EXERCISE DATA Block Start

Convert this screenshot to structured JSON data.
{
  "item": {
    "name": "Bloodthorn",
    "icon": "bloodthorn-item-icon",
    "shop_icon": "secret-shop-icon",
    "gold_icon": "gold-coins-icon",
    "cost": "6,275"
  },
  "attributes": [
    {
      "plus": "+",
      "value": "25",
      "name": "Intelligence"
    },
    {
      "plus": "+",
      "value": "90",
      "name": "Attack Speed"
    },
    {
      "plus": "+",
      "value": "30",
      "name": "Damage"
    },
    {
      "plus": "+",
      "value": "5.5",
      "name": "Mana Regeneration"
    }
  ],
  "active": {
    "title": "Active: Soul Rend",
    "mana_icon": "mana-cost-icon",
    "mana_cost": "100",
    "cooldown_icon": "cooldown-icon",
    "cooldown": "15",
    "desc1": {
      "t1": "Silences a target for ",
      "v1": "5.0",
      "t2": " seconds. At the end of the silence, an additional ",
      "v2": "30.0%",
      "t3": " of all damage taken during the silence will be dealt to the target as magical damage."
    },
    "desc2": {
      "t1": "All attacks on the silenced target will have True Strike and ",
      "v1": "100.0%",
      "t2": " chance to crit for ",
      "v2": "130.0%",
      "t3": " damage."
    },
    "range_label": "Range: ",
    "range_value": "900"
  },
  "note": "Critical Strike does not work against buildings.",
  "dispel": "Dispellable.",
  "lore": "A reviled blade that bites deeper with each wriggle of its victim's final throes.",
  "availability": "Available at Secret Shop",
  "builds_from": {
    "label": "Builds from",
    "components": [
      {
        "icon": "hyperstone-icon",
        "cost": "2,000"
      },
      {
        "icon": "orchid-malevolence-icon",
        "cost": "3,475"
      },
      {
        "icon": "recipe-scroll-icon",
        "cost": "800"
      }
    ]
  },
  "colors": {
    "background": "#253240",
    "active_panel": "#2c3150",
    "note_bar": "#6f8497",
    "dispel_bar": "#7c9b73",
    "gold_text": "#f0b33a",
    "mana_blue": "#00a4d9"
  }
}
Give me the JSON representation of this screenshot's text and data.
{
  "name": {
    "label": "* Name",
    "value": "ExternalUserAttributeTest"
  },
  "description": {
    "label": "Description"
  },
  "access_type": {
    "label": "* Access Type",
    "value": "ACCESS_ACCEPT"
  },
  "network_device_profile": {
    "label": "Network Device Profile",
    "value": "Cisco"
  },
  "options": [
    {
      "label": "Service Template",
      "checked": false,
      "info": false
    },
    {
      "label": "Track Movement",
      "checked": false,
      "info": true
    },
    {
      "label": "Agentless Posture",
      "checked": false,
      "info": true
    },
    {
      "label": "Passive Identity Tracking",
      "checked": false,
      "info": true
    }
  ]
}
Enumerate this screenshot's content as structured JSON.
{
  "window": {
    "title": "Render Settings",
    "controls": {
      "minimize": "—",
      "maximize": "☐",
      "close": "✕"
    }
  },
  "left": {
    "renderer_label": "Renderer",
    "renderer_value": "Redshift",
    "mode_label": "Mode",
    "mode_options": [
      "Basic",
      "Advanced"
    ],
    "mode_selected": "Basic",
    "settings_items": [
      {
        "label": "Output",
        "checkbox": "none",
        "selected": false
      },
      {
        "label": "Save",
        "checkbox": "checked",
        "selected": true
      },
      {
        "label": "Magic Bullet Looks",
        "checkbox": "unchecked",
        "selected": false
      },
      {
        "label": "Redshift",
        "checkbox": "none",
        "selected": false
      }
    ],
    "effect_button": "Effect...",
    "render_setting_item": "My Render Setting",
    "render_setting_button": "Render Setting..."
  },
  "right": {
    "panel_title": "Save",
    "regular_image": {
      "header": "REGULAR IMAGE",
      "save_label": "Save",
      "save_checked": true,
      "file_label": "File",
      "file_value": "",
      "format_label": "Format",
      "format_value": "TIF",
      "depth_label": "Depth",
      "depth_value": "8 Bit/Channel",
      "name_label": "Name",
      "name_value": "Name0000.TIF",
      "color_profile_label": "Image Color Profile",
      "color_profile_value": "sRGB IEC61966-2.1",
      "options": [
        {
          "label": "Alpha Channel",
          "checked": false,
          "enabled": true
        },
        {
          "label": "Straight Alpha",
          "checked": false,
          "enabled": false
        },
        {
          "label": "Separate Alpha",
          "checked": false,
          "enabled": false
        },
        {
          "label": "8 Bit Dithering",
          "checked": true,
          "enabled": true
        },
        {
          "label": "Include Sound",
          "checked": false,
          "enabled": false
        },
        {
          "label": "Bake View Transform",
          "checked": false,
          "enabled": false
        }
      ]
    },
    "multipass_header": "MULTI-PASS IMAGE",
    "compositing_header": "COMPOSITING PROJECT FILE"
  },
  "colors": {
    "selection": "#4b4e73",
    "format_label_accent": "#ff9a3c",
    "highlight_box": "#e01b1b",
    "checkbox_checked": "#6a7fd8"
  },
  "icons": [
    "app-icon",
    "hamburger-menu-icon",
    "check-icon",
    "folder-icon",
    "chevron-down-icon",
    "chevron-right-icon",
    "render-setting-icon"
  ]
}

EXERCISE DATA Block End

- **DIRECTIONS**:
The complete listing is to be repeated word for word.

- **ANSWER FOR THE TASK**:
Convert this screenshot to structured JSON data.
{
  "item": {
    "name": "Bloodthorn",
    "icon": "bloodthorn-item-icon",
    "shop_icon": "secret-shop-icon",
    "gold_icon": "gold-coins-icon",
    "cost": "6,275"
  },
  "attributes": [
    {
      "plus": "+",
      "value": "25",
      "name": "Intelligence"
    },
    {
      "plus": "+",
      "value": "90",
      "name": "Attack Speed"
    },
    {
      "plus": "+",
      "value": "30",
      "name": "Damage"
    },
    {
      "plus": "+",
      "value": "5.5",
      "name": "Mana Regeneration"
    }
  ],
  "active": {
    "title": "Active: Soul Rend",
    "mana_icon": "mana-cost-icon",
    "mana_cost": "100",
    "cooldown_icon": "cooldown-icon",
    "cooldown": "15",
    "desc1": {
      "t1": "Silences a target for ",
      "v1": "5.0",
      "t2": " seconds. At the end of the silence, an additional ",
      "v2": "30.0%",
      "t3": " of all damage taken during the silence will be dealt to the target as magical damage."
    },
    "desc2": {
      "t1": "All attacks on the silenced target will have True Strike and ",
      "v1": "100.0%",
      "t2": " chance to crit for ",
      "v2": "130.0%",
      "t3": " damage."
    },
    "range_label": "Range: ",
    "range_value": "900"
  },
  "note": "Critical Strike does not work against buildings.",
  "dispel": "Dispellable.",
  "lore": "A reviled blade that bites deeper with each wriggle of its victim's final throes.",
  "availability": "Available at Secret Shop",
  "builds_from": {
    "label": "Builds from",
    "components": [
      {
        "icon": "hyperstone-icon",
        "cost": "2,000"
      },
      {
        "icon": "orchid-malevolence-icon",
        "cost": "3,475"
      },
      {
        "icon": "recipe-scroll-icon",
        "cost": "800"
      }
    ]
  },
  "colors": {
    "background": "#253240",
    "active_panel": "#2c3150",
    "note_bar": "#6f8497",
    "dispel_bar": "#7c9b73",
    "gold_text": "#f0b33a",
    "mana_blue": "#00a4d9"
  }
}
Give me the JSON representation of this screenshot's text and data.
{
  "name": {
    "label": "* Name",
    "value": "ExternalUserAttributeTest"
  },
  "description": {
    "label": "Description"
  },
  "access_type": {
    "label": "* Access Type",
    "value": "ACCESS_ACCEPT"
  },
  "network_device_profile": {
    "label": "Network Device Profile",
    "value": "Cisco"
  },
  "options": [
    {
      "label": "Service Template",
      "checked": false,
      "info": false
    },
    {
      "label": "Track Movement",
      "checked": false,
      "info": true
    },
    {
      "label": "Agentless Posture",
      "checked": false,
      "info": true
    },
    {
      "label": "Passive Identity Tracking",
      "checked": false,
      "info": true
    }
  ]
}
Enumerate this screenshot's content as structured JSON.
{
  "window": {
    "title": "Render Settings",
    "controls": {
      "minimize": "—",
      "maximize": "☐",
      "close": "✕"
    }
  },
  "left": {
    "renderer_label": "Renderer",
    "renderer_value": "Redshift",
    "mode_label": "Mode",
    "mode_options": [
      "Basic",
      "Advanced"
    ],
    "mode_selected": "Basic",
    "settings_items": [
      {
        "label": "Output",
        "checkbox": "none",
        "selected": false
      },
      {
        "label": "Save",
        "checkbox": "checked",
        "selected": true
      },
      {
        "label": "Magic Bullet Looks",
        "checkbox": "unchecked",
        "selected": false
      },
      {
        "label": "Redshift",
        "checkbox": "none",
        "selected": false
      }
    ],
    "effect_button": "Effect...",
    "render_setting_item": "My Render Setting",
    "render_setting_button": "Render Setting..."
  },
  "right": {
    "panel_title": "Save",
    "regular_image": {
      "header": "REGULAR IMAGE",
      "save_label": "Save",
      "save_checked": true,
      "file_label": "File",
      "file_value": "",
      "format_label": "Format",
      "format_value": "TIF",
      "depth_label": "Depth",
      "depth_value": "8 Bit/Channel",
      "name_label": "Name",
      "name_value": "Name0000.TIF",
      "color_profile_label": "Image Color Profile",
      "color_profile_value": "sRGB IEC61966-2.1",
      "options": [
        {
          "label": "Alpha Channel",
          "checked": false,
          "enabled": true
        },
        {
          "label": "Straight Alpha",
          "checked": false,
          "enabled": false
        },
        {
          "label": "Separate Alpha",
          "checked": false,
          "enabled": false
        },
        {
          "label": "8 Bit Dithering",
          "checked": true,
          "enabled": true
        },
        {
          "label": "Include Sound",
          "checked": false,
          "enabled": false
        },
        {
          "label": "Bake View Transform",
          "checked": false,
          "enabled": false
        }
      ]
    },
    "multipass_header": "MULTI-PASS IMAGE",
    "compositing_header": "COMPOSITING PROJECT FILE"
  },
  "colors": {
    "selection": "#4b4e73",
    "format_label_accent": "#ff9a3c",
    "highlight_box": "#e01b1b",
    "checkbox_checked": "#6a7fd8"
  },
  "icons": [
    "app-icon",
    "hamburger-menu-icon",
    "check-icon",
    "folder-icon",
    "chevron-down-icon",
    "chevron-right-icon",
    "render-setting-icon"
  ]
}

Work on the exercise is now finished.